I’m currently based in Higashikagura-cho, known by JETs for hosting HEC for the past few years. I have decided to stay another year and continue to see what other challenges my lovely town will throw my way.

What HAJET means to me:

Our job is “to bring internationalization to Hokkaido”. This motto sounds appealing, but I strongly believe its power lies in its practical terms. How do we actually accomplish this? Cue HAJET.

First, HAJET brings JETs together to maximize the impact we can have on our communities. Through HAJET, you can attend information seminars. You can apply for international event funding. As well, HAJET also provides you with a community of foreigners seeking to improve English ability. Boozy bake sales, enkais, and camping parties are organized to help you feel at home in Hokkaido. Finally, You can also take part in events like HEC, which bridges the gap between students and fellow JETs alike. These initiatives are made possible by the collaborative efforts of the HAJET community.

Why I am applying/Why I’d be a good fit:

The best part of Hokkaido, for me, has been the people I’ve met. I might live in a town of 10,000 people, but I’ve never been so busy socially. I have met so many great people at the welcome parties and the fall meeting. Hokkaido is so big, which makes it all the more important to organize events that tighten and strengthen our sense of community.

I think I would be a great person to organize HAJET’s social events next year. I like to think I’m pretty outgoing (as I am talking…). I love talking to both new people and good friends. I’m also a very organized person and have held administrative jobs before moving to Japan. This organization-freak-extraverted combination is exactly why I think I’d be well suited to the social coordinator position.

Candidate for Publications Coordinator

IMG_3452Kelsey Woodford

Why?

I’d like to have a go at being the HAJET Publications Coordinator and bringing out the Hokkaido Newcomers’ Guide this year. I’ve seen and experienced two of these guides in my time on JET now, and I think now after my experience as an ALT in Hokkaido and on the PC as the Eastern REP, I have enough of an idea of what HAJET and Hokkaido is all about to do this right and work with the content well.

My house was filled with numerous interesting piles of books and things when I moved in, among them were a few older Newcomers’ Guides. I’ve seen how it has changed for the better, and what got lost along the way.

What’s my experience?
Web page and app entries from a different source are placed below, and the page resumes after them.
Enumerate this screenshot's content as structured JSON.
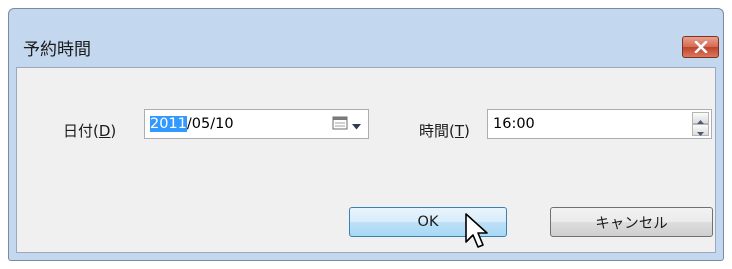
{
  "window": {
    "title": "予約時間"
  },
  "date": {
    "label_main": "日付(",
    "label_key": "D",
    "label_end": ")",
    "value_selected": "2011",
    "value_rest": "/05/10"
  },
  "time": {
    "label_main": "時間(",
    "label_key": "T",
    "label_end": ")",
    "value": "16:00"
  },
  "buttons": {
    "ok": "OK",
    "cancel": "キャンセル"
  },
  "icons": {
    "close": "close-icon",
    "calendar": "calendar-icon",
    "cursor": "mouse-pointer-icon"
  },
  "colors": {
    "selection": "#3399ff",
    "close_button": "#c75a43",
    "ok_border": "#3c7fb1"
  }
}
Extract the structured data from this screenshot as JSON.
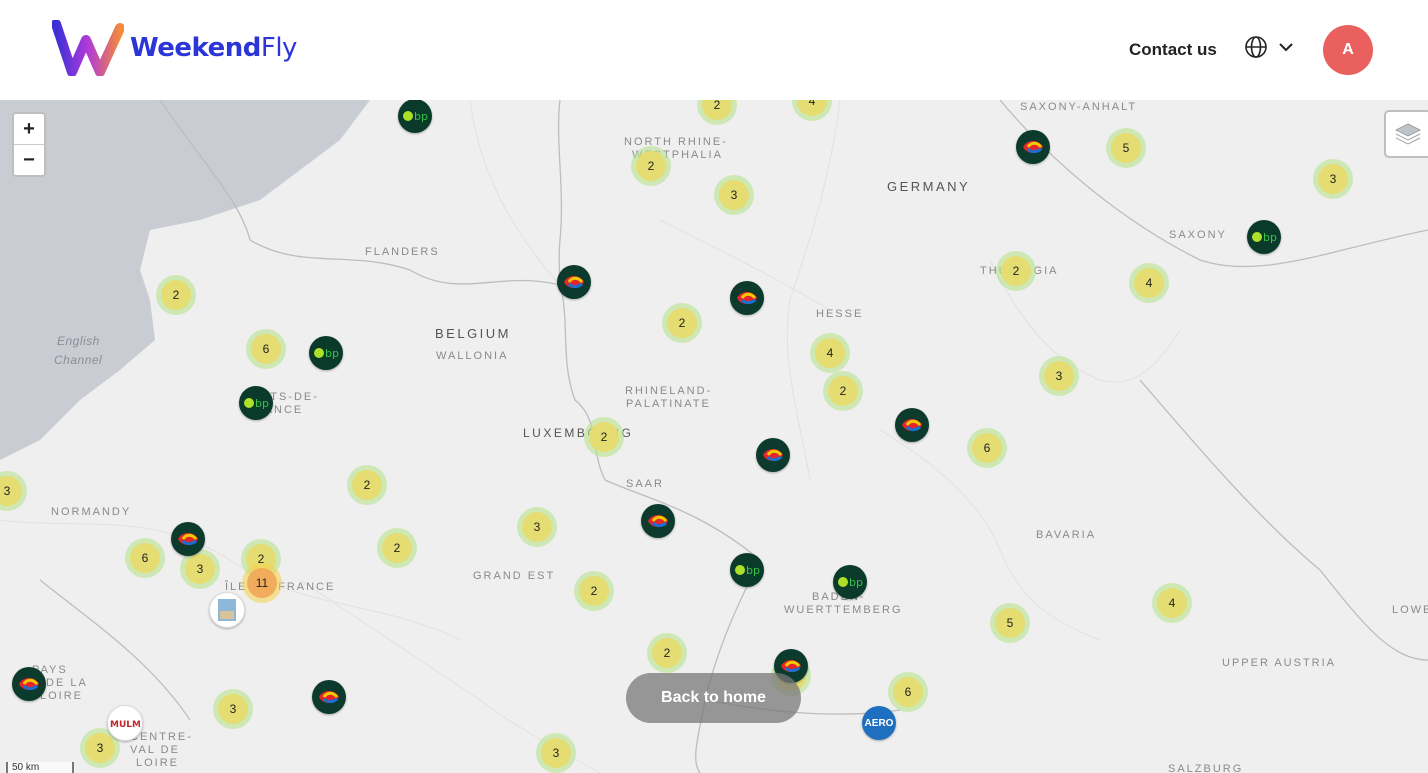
{
  "header": {
    "logo_text_bold": "Weekend",
    "logo_text_light": "Fly",
    "contact_label": "Contact us",
    "avatar_initial": "A",
    "globe_icon": "globe-icon",
    "chevron_icon": "chevron-down-icon"
  },
  "map": {
    "zoom_in": "+",
    "zoom_out": "−",
    "back_label": "Back to home",
    "scale_label": "50 km",
    "colors": {
      "cluster_outer": "#b5e28c",
      "cluster_inner": "#e6dc6e",
      "big_outer": "#f1d357",
      "big_inner": "#f0aa5a",
      "water": "#c9ccd3"
    },
    "place_labels": [
      {
        "text": "SAXONY-ANHALT",
        "type": "region"
      },
      {
        "text": "NORTH RHINE-",
        "type": "region"
      },
      {
        "text": "WESTPHALIA",
        "type": "region"
      },
      {
        "text": "GERMANY",
        "type": "country"
      },
      {
        "text": "SAXONY",
        "type": "region"
      },
      {
        "text": "FLANDERS",
        "type": "region"
      },
      {
        "text": "THURINGIA",
        "type": "region"
      },
      {
        "text": "BELGIUM",
        "type": "country"
      },
      {
        "text": "HESSE",
        "type": "region"
      },
      {
        "text": "WALLONIA",
        "type": "region"
      },
      {
        "text": "English",
        "type": "sea"
      },
      {
        "text": "Channel",
        "type": "sea"
      },
      {
        "text": "RHINELAND-",
        "type": "region"
      },
      {
        "text": "PALATINATE",
        "type": "region"
      },
      {
        "text": "HAUTS-DE-",
        "type": "region"
      },
      {
        "text": "FRANCE",
        "type": "region"
      },
      {
        "text": "LUXEMBOURG",
        "type": "country"
      },
      {
        "text": "SAAR",
        "type": "region"
      },
      {
        "text": "NORMANDY",
        "type": "region"
      },
      {
        "text": "BAVARIA",
        "type": "region"
      },
      {
        "text": "GRAND EST",
        "type": "region"
      },
      {
        "text": "ÎLE-DE-FRANCE",
        "type": "region"
      },
      {
        "text": "BADEN-",
        "type": "region"
      },
      {
        "text": "WUERTTEMBERG",
        "type": "region"
      },
      {
        "text": "LOWE",
        "type": "region"
      },
      {
        "text": "UPPER AUSTRIA",
        "type": "region"
      },
      {
        "text": "PAYS",
        "type": "region"
      },
      {
        "text": "DE LA",
        "type": "region"
      },
      {
        "text": "LOIRE",
        "type": "region"
      },
      {
        "text": "CENTRE-",
        "type": "region"
      },
      {
        "text": "VAL DE",
        "type": "region"
      },
      {
        "text": "LOIRE",
        "type": "region"
      },
      {
        "text": "SALZBURG",
        "type": "region"
      }
    ],
    "clusters": [
      {
        "count": "2"
      },
      {
        "count": "4"
      },
      {
        "count": "2"
      },
      {
        "count": "3"
      },
      {
        "count": "5"
      },
      {
        "count": "3"
      },
      {
        "count": "2"
      },
      {
        "count": "2"
      },
      {
        "count": "4"
      },
      {
        "count": "6"
      },
      {
        "count": "4"
      },
      {
        "count": "2"
      },
      {
        "count": "3"
      },
      {
        "count": "2"
      },
      {
        "count": "6"
      },
      {
        "count": "3"
      },
      {
        "count": "2"
      },
      {
        "count": "3"
      },
      {
        "count": "2"
      },
      {
        "count": "6"
      },
      {
        "count": "2"
      },
      {
        "count": "3"
      },
      {
        "count": "11"
      },
      {
        "count": "2"
      },
      {
        "count": "4"
      },
      {
        "count": "5"
      },
      {
        "count": "2"
      },
      {
        "count": "6"
      },
      {
        "count": "3"
      },
      {
        "count": "3"
      },
      {
        "count": "3"
      },
      {
        "count": "2"
      }
    ],
    "markers": [
      {
        "brand": "bp",
        "icon": "bp-logo-icon"
      },
      {
        "brand": "totalenergies",
        "icon": "totalenergies-logo-icon"
      },
      {
        "brand": "bp",
        "icon": "bp-logo-icon"
      },
      {
        "brand": "totalenergies",
        "icon": "totalenergies-logo-icon"
      },
      {
        "brand": "totalenergies",
        "icon": "totalenergies-logo-icon"
      },
      {
        "brand": "bp",
        "icon": "bp-logo-icon"
      },
      {
        "brand": "bp",
        "icon": "bp-logo-icon"
      },
      {
        "brand": "totalenergies",
        "icon": "totalenergies-logo-icon"
      },
      {
        "brand": "totalenergies",
        "icon": "totalenergies-logo-icon"
      },
      {
        "brand": "totalenergies",
        "icon": "totalenergies-logo-icon"
      },
      {
        "brand": "bp",
        "icon": "bp-logo-icon"
      },
      {
        "brand": "bp",
        "icon": "bp-logo-icon"
      },
      {
        "brand": "totalenergies",
        "icon": "totalenergies-logo-icon"
      },
      {
        "brand": "airport",
        "icon": "airport-photo-icon"
      },
      {
        "brand": "totalenergies",
        "icon": "totalenergies-logo-icon"
      },
      {
        "brand": "totalenergies",
        "icon": "totalenergies-logo-icon"
      },
      {
        "brand": "mulm",
        "icon": "mulm-logo-icon"
      },
      {
        "brand": "aero",
        "icon": "aero-logo-icon",
        "text": "AERO"
      },
      {
        "brand": "totalenergies",
        "icon": "totalenergies-logo-icon"
      }
    ]
  }
}
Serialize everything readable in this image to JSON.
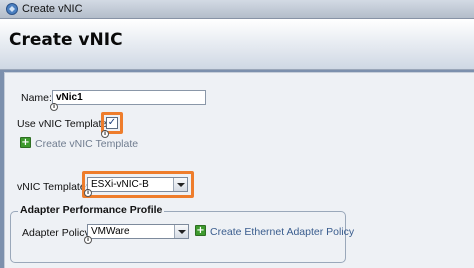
{
  "window": {
    "title": "Create vNIC"
  },
  "header": {
    "heading": "Create vNIC"
  },
  "form": {
    "name_label": "Name:",
    "name_value": "vNic1",
    "use_template_label": "Use vNIC Template:",
    "use_template_checked": true,
    "create_template_link": "Create vNIC Template",
    "vnic_template_label": "vNIC Template:",
    "vnic_template_value": "ESXi-vNIC-B",
    "adapter_section_title": "Adapter Performance Profile",
    "adapter_policy_label": "Adapter Policy:",
    "adapter_policy_value": "VMWare",
    "create_policy_link": "Create Ethernet Adapter Policy"
  },
  "colors": {
    "highlight": "#ee7d2c",
    "add_icon": "#3e9a2e",
    "link": "#3a5d8e"
  },
  "icons": [
    "app-icon",
    "info-icon",
    "add-icon",
    "chevron-down-icon",
    "checkmark-icon"
  ]
}
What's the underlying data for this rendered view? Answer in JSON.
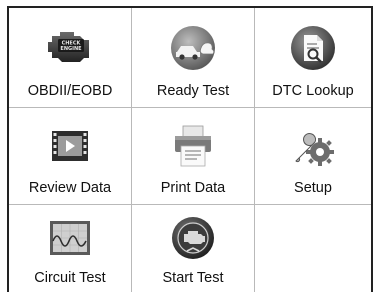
{
  "menu": {
    "items": [
      {
        "label": "OBDII/EOBD",
        "icon": "check-engine-icon"
      },
      {
        "label": "Ready Test",
        "icon": "car-emission-icon"
      },
      {
        "label": "DTC Lookup",
        "icon": "dtc-lookup-icon"
      },
      {
        "label": "Review Data",
        "icon": "film-icon"
      },
      {
        "label": "Print Data",
        "icon": "printer-icon"
      },
      {
        "label": "Setup",
        "icon": "wrench-gear-icon"
      },
      {
        "label": "Circuit Test",
        "icon": "oscilloscope-icon"
      },
      {
        "label": "Start Test",
        "icon": "engine-start-icon"
      }
    ],
    "engine_badge_text": "CHECK ENGINE"
  },
  "colors": {
    "border": "#222222",
    "divider": "#b9b9b9",
    "text": "#111111",
    "icon_dark": "#3a3a3a",
    "icon_mid": "#8a8a8a",
    "icon_light": "#cfcfcf"
  }
}
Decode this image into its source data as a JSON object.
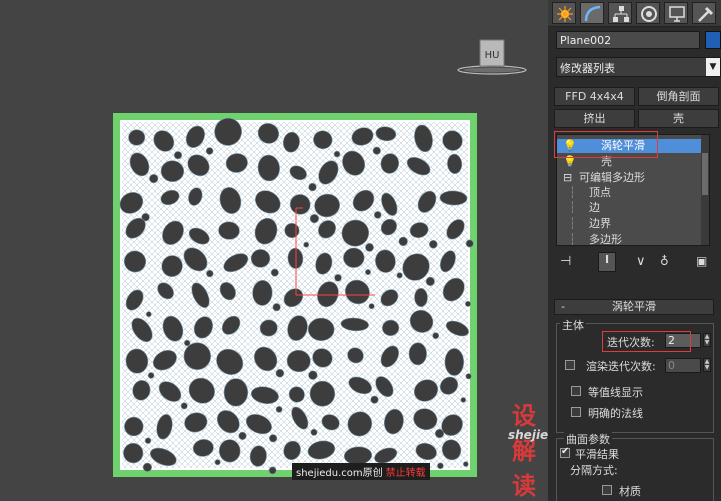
{
  "viewport": {
    "viewcube_label": "HU"
  },
  "watermark": {
    "site": "shejiedu.com",
    "original": "原创",
    "no_repost": "禁止转载",
    "logo_text": "设解读",
    "logo_url": "shejiedu.com"
  },
  "panel": {
    "tabs": [
      "create-icon",
      "modify-icon",
      "hierarchy-icon",
      "motion-icon",
      "display-icon",
      "utilities-icon"
    ],
    "object_name": "Plane002",
    "object_color": "#1f5fb5",
    "modifier_list": "修改器列表",
    "buttons": {
      "ffd": "FFD 4x4x4",
      "chamfer": "倒角剖面",
      "extrude": "挤出",
      "shell": "壳"
    },
    "stack": [
      {
        "label": "涡轮平滑",
        "indent": 0,
        "bulb": true
      },
      {
        "label": "壳",
        "indent": 0,
        "bulb": true
      },
      {
        "label": "可编辑多边形",
        "indent": 0,
        "bulb": false
      },
      {
        "label": "顶点",
        "indent": 1
      },
      {
        "label": "边",
        "indent": 1
      },
      {
        "label": "边界",
        "indent": 1
      },
      {
        "label": "多边形",
        "indent": 1
      }
    ],
    "rollout": {
      "title": "涡轮平滑",
      "collapse": "-",
      "group_main": "主体",
      "iterations_label": "迭代次数:",
      "iterations_value": "2",
      "render_iters_label": "渲染迭代次数:",
      "render_iters_value": "0",
      "isoline": "等值线显示",
      "explicit_normals": "明确的法线",
      "group_surface": "曲面参数",
      "smooth_result": "平滑结果",
      "separate_by": "分隔方式:",
      "material": "材质"
    }
  },
  "colors": {
    "accent_select": "#4f8ed8",
    "highlight_box": "#e23b3b",
    "plane_border": "#6fd26f"
  }
}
In high school I started to learn to use adobe software in year 10, I took art, design and photography at high school. At university I studied and achieved a Bachelor of Fine Arts and also took a number of Design classes (that number would be 3…) and did my best to use manual design techniques and avoid the computer as much as possible. What that means is that I’ve figured out ways to get what I want done, while still learning everything necessary for an understanding of design principles and an understanding of the software. I have experience making and collaborating on zines (not quite the same thing as the newcomers guide, but publications nonetheless). I’ve been using computers (although not for the same tasks) more and more these days… daily in fact. I’m no stranger to writing as that was also a big part of my Fine Arts degree.

From an observer’s perspective watching the Hokkaido Newcomers Guide being made last year, I saw how Karisa handled some of the more challenging aspects, and I’m ready for a new challenge too.

What HAJET means to me:

When I first got to Hokkaido, HAJET meant support. Later HAJET meant friendship. When I joined the PC as Eastern REP, HAJET meant family. When I participated in HEC camp, HAJET meant experiencing and understanding the core of what we are here for as ALTS (and those young English learners! Fantastic!). When I decided not to re-run as Eastern REP, HAJET meant growth, both for me and whoever would come next. I kind of miss making and creating things, and haven’t found a way for that to fit smoothly into my life here aside from photography, so I’d like to see what I can do with this. Also, I just love Hokkaido so ‘ much.


Happy voting. :)